Return, from the data below, each line that contains the word "Banana".
BEGIN SUPPLIED MATERIAL
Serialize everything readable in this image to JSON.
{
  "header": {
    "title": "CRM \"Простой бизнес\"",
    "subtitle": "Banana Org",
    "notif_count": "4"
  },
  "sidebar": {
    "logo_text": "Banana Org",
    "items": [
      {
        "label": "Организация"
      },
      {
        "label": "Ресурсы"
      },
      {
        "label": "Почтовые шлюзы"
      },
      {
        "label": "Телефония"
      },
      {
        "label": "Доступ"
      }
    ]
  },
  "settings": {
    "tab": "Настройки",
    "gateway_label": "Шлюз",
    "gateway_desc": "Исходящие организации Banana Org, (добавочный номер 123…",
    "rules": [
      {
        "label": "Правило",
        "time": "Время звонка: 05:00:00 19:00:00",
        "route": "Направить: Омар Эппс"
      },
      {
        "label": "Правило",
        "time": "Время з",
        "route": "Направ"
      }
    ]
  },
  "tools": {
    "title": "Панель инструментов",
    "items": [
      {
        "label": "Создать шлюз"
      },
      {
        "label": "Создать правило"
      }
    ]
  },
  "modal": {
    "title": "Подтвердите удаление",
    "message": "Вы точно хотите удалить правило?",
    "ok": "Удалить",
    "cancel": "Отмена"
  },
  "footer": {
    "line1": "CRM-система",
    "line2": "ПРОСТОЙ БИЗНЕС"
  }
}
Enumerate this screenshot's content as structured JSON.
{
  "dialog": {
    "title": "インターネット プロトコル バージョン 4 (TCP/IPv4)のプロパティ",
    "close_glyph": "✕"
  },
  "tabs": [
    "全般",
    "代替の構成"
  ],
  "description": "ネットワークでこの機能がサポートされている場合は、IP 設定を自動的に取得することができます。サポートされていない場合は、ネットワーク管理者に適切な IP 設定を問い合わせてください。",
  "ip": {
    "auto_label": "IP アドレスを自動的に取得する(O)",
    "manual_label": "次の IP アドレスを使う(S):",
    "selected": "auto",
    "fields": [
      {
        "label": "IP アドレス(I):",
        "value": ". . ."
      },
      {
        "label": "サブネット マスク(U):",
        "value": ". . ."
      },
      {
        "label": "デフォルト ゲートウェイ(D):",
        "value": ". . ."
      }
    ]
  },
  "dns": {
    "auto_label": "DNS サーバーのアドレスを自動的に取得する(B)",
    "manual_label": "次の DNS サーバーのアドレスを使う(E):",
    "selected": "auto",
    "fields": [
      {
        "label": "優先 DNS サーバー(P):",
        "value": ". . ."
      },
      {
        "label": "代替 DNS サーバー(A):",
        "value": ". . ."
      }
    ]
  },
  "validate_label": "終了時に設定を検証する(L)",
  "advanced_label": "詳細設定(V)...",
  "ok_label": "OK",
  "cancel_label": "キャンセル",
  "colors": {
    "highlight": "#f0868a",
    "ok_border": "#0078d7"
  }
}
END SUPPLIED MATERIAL
RESPONSE BELOW:
    "subtitle": "Banana Org",
    "logo_text": "Banana Org",
    "gateway_desc": "Исходящие организации Banana Org, (добавочный номер 123…",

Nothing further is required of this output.